Shanahan is hopeful that recently hired Falcons coach Raheem Morris, who was the wide receivers coach on the Falcons’ Super Bowl team, can rectify that horrible loss in the future.
“Raheem, to me, is one of the best coaches that I’ve ever been around, especially as a defensive coach,” Shanahan said. “It’s unbelievable what he did for me the year ‘16 on offense. Raheem is a stud. (The Falcons) are in good hands.”
Shanahan was watching and listening to his father as kid, thinking he wanted to play in the NFL. But when his days as a wide receiver were over at Duke and Texas, he decided to venture into coaching. He finished with 14 career catches for the Longhorns.
He started as a graduate assistant at UCLA in 2003 and began his NFL journey with Tampa Bay as a offensive quality-control assistant in 2004.
“I was with Kyle for one year in 2004 in Tampa,” 49ers quarterback coach Brian Griese said. “I knew then that Kyle was going to be a great coach. Obviously, there are a lot of similarities between him and his dad and there are a lot of differences. But there is no question that he’s at the top of his game across the league.”
The elder Shanahan was an inspiration.
“Being a coach, a son, I’m very fortunate to just be around it so much, especially at the NFL level,” Shanahan said. “You know, my dad went to the NFL when I was 4 years old. So, just being around it almost my whole life. You don’t realize how much it helps you until you get in it and you just realize that a lot of the stuff you’ve been around, and it makes it a little easier.”
Shanahan said that his father is the best coach that he’s been around.
“I think that was a huge advantage for me,” he said. “I mean, he never was really training me to be a coach. He was just being my dad.”
Shanahan believes he has some of his father’s people skills.
“Just how direct he was with people,” he said “How honest he was with people. How hard he worked. Maybe you didn’t always like what he had to say, but he was going to tell you the truth. Just as a son and as someone you work with, that’s me. That’s all you can ask from people.”
Shanahan has used that style to motivate his players.
“In 2019, Kyle called me out in front of the team after the Tampa Bay game,” 49ers wide receiver Deebo Samuel said. “He was like, Deebo, you can’t be doing this.

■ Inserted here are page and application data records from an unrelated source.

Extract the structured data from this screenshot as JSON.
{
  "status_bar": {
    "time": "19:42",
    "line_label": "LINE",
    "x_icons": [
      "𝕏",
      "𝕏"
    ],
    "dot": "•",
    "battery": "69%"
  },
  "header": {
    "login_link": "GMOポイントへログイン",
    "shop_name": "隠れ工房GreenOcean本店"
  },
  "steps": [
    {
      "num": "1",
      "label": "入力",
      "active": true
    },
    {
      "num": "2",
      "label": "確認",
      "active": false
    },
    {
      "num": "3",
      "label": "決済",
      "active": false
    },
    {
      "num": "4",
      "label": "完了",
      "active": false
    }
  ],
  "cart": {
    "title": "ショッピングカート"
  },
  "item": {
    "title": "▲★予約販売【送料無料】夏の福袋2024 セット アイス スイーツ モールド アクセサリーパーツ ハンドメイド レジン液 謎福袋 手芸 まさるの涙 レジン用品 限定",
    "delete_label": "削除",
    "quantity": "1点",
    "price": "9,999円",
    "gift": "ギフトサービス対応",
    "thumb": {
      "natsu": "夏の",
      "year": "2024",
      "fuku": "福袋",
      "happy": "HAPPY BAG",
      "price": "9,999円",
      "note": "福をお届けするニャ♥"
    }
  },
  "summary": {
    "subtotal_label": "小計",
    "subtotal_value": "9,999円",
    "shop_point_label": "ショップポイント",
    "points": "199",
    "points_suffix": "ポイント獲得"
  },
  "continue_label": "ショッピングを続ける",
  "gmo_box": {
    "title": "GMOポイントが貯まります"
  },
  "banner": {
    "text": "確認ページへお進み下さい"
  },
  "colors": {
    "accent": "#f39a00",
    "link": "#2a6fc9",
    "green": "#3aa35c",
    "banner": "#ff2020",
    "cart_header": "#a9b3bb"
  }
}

You’re looking around and everybody is looking at you. I was like, ‘Oh, I have to tighten up.’”
Shanahan is not one to compromise much. Shanahan and former Falcons quarterback Matt Ryan fought tooth-and-nail over how to run the bootlegs. Ryan never wanted to turn his back to the defense. Shanahan insisted. They eventually worked things out as Ryan went on to win the league MVP after the 2016 season.
Samuel had to learn how to do things Shanahan’s way, too.
“I think when I first got here (in 2019), the verbiage and all of the motions and formations that we have, I was like (brother), no way am I about to learn this stuff,” Samuel said. “But the more reps that you get, the more you do, it starts to slow down for you. It has slowed down a lot.”
Shanahan and general manager John Lynch, who played for the elder Shanahan in Denver, have revived the 49ers, who have gone to four of the past five NFC title games.
“There are a lot of connections, there tends to be that in football,” Lynch said. “It is fun. It’s something that bonds us really tight. It’s a good group of people.”
Shanahan knows he’ll have to be on top of things when facing Andy Reid and the Chiefs, who are seeking to defend their Super Bowl title.
“Andy, is as good as there is, especially him running the offense,” Shanahan said. “(Steve) Spags (Spagnuolo) on the defense as good as there is. They’ve both been doing it for a long time.
“We’ve all gone against each other a number of times. So, I think the schematics can get a little overrated. We all have real sound systemsm and we all have real good players. So, we’ll see how it unfolds.”
The Bow Tie Chronicles